The latter is a very brief consideration of a Black Panther under the micro-lens of post-colonial theory. This article neither addresses the relationship between Africans and African-Americans; nor does it consider the inherently natural feminism in Wakanda, and how such elements both address and challenge colonialism. Yet one only has to watch Black Panther to observe and deduce the messages and conversations of the film, for none are subtle. And it is this unapologetic theme of the movie that have made it so popular, and such an uncomfortable experience for the false ideas of white supremacy that still exist even now in 2018.

 

Cascone, S. (2018). The Museum Heist Scene in ‘Black Panther’ Adds Fuel to the Debate About African Art Restitution. Available: https://news.artnet.com/art-world/black-panther-museum-heist-restitution-1233278. Last accessed 20th March 2018.

Childs, P. and Williams, R. (1997). An Introduction to Post-Colonial Theory. Harlow: Longman

Goldberg, M. (2018). Marvel Studios at the Box Office: How Much Has Each Film Made?. Available: http://collider.com/marvel-movies-box-office/#the-incredible-hulk. Last accessed 20th March 2018.

Miller, M. (2018). Every Marvel Cinematic Universe Movie, Ranked From Worst to Best. Available: https://www.esquire.com/entertainment/movies/g13441903/all-marvel-cinematic-universe-movies-ranked/. Last accessed 20th March 2018.

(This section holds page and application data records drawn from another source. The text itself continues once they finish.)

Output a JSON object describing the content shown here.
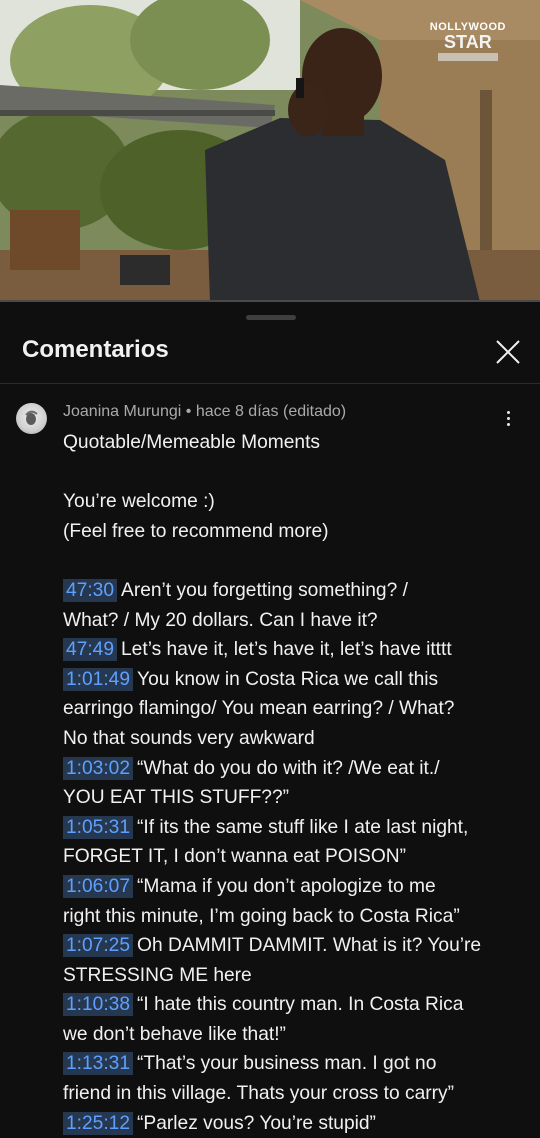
{
  "video": {
    "watermark": {
      "line1": "NOLLYWOOD",
      "line2": "STAR"
    }
  },
  "comments_panel": {
    "title": "Comentarios",
    "comment": {
      "author": "Joanina Murungi",
      "separator": "•",
      "time": "hace 8 días (editado)",
      "title_line": "Quotable/Memeable Moments",
      "intro_line1": "You’re welcome :)",
      "intro_line2": "(Feel free to recommend more)",
      "entries": [
        {
          "timestamp": "47:30",
          "lines": [
            "Aren’t you forgetting something? /",
            "What? / My 20 dollars. Can I have it?"
          ]
        },
        {
          "timestamp": "47:49",
          "lines": [
            "Let’s have it, let’s have it, let’s have itttt"
          ]
        },
        {
          "timestamp": "1:01:49",
          "lines": [
            "You know in Costa Rica we call this",
            "earringo flamingo/ You mean earring? / What?",
            "No that sounds very awkward"
          ]
        },
        {
          "timestamp": "1:03:02",
          "lines": [
            "“What do you do with it?  /We eat it./",
            "YOU EAT THIS STUFF??”"
          ]
        },
        {
          "timestamp": "1:05:31",
          "lines": [
            "“If its the same stuff like I ate last night,",
            "FORGET IT, I don’t wanna eat POISON”"
          ]
        },
        {
          "timestamp": "1:06:07",
          "lines": [
            "“Mama if you don’t apologize to me",
            "right this minute, I’m going back to Costa Rica”"
          ]
        },
        {
          "timestamp": "1:07:25",
          "lines": [
            "Oh DAMMIT DAMMIT. What is it? You’re",
            "STRESSING ME here"
          ]
        },
        {
          "timestamp": "1:10:38",
          "lines": [
            "“I hate this country man. In Costa Rica",
            "we don’t behave like that!”"
          ]
        },
        {
          "timestamp": "1:13:31",
          "lines": [
            "“That’s your business man. I got no",
            "friend in this village. Thats your cross to carry”"
          ]
        },
        {
          "timestamp": "1:25:12",
          "lines": [
            "“Parlez vous? You’re stupid”"
          ]
        }
      ]
    }
  },
  "icons": {
    "close": "close-icon",
    "more": "more-vert-icon",
    "avatar": "avatar"
  }
}
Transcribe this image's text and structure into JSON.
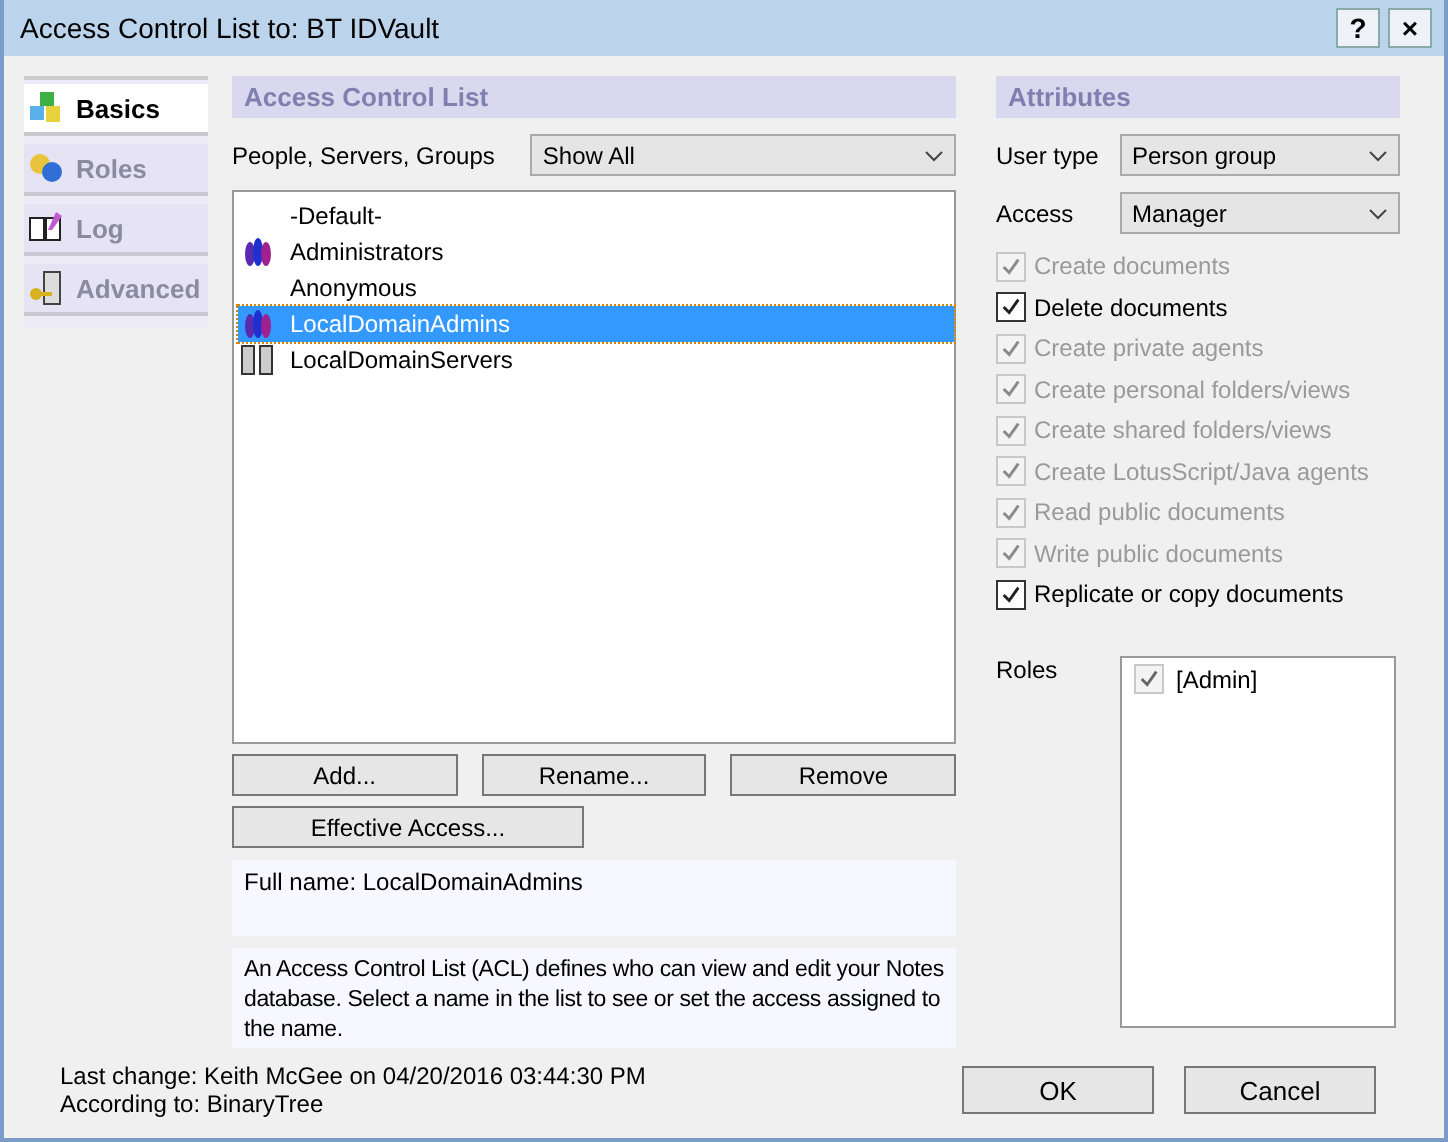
{
  "window": {
    "title": "Access Control List to: BT IDVault",
    "help": "?",
    "close": "×"
  },
  "tabs": [
    {
      "label": "Basics",
      "selected": true
    },
    {
      "label": "Roles",
      "selected": false
    },
    {
      "label": "Log",
      "selected": false
    },
    {
      "label": "Advanced",
      "selected": false
    }
  ],
  "acl": {
    "header": "Access Control List",
    "filter_label": "People, Servers, Groups",
    "filter_value": "Show All",
    "entries": [
      {
        "name": "-Default-",
        "kind": "none",
        "selected": false
      },
      {
        "name": "Administrators",
        "kind": "group",
        "selected": false
      },
      {
        "name": "Anonymous",
        "kind": "none",
        "selected": false
      },
      {
        "name": "LocalDomainAdmins",
        "kind": "group",
        "selected": true
      },
      {
        "name": "LocalDomainServers",
        "kind": "server",
        "selected": false
      }
    ],
    "buttons": [
      "Add...",
      "Rename...",
      "Remove"
    ],
    "effective_access_button": "Effective Access...",
    "full_name": "Full name: LocalDomainAdmins",
    "description": "An Access Control List (ACL) defines who can view and edit your Notes database.  Select a name in the list to see or set the access assigned to the name."
  },
  "attributes": {
    "header": "Attributes",
    "user_type_label": "User type",
    "user_type": "Person group",
    "access_label": "Access",
    "access": "Manager",
    "permissions": [
      {
        "label": "Create documents",
        "checked": true,
        "disabled": true
      },
      {
        "label": "Delete documents",
        "checked": true,
        "disabled": false
      },
      {
        "label": "Create private agents",
        "checked": true,
        "disabled": true
      },
      {
        "label": "Create personal folders/views",
        "checked": true,
        "disabled": true
      },
      {
        "label": "Create shared folders/views",
        "checked": true,
        "disabled": true
      },
      {
        "label": "Create LotusScript/Java agents",
        "checked": true,
        "disabled": true
      },
      {
        "label": "Read public documents",
        "checked": true,
        "disabled": true
      },
      {
        "label": "Write public documents",
        "checked": true,
        "disabled": true
      },
      {
        "label": "Replicate or copy documents",
        "checked": true,
        "disabled": false
      }
    ],
    "roles_label": "Roles",
    "roles": [
      {
        "label": "[Admin]",
        "checked": true,
        "disabled": true
      }
    ]
  },
  "footer": {
    "last_change": "Last change: Keith McGee on 04/20/2016 03:44:30 PM",
    "according_to": "According to: BinaryTree",
    "ok": "OK",
    "cancel": "Cancel"
  }
}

Oxford Dictionaries, (2018) In: 1st ed. [online] Available at: https://en.oxforddictionaries.com/definition/neocolonialism [Accessed 15 March. 2018]

Said, E. (1993) Culture and Imperialism. New York: First Vintage Books

Said, E. (2003) Orientalism. London: Penguin Books